* _Description of the task_
For every line that contains the string "title", pull that line out of the material below.

* _Extracted data_
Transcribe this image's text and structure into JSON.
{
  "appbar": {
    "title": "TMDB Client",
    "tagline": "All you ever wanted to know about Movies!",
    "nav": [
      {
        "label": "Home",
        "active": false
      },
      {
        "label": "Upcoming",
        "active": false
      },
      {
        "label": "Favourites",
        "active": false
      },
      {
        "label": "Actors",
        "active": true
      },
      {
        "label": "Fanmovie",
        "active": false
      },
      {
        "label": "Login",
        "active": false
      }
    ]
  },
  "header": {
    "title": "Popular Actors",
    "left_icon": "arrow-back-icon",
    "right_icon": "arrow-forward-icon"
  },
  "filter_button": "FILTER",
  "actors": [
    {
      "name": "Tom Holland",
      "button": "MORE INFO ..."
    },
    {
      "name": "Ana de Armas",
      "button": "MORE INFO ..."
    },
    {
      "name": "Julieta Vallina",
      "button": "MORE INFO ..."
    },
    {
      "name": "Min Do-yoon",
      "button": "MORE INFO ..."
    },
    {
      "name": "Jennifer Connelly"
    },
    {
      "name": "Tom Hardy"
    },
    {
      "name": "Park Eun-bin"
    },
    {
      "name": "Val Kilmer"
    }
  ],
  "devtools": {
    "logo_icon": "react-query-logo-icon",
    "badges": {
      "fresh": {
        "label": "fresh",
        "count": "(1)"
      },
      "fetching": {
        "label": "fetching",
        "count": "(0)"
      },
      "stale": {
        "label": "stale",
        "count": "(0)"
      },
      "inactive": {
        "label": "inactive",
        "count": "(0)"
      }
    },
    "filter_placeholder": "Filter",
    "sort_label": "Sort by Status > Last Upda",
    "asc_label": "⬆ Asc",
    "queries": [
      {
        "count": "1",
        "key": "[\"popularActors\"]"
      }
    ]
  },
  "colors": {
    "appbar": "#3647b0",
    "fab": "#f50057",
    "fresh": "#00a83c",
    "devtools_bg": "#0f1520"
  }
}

* _Final answer_
    "title": "TMDB Client",
    "title": "Popular Actors",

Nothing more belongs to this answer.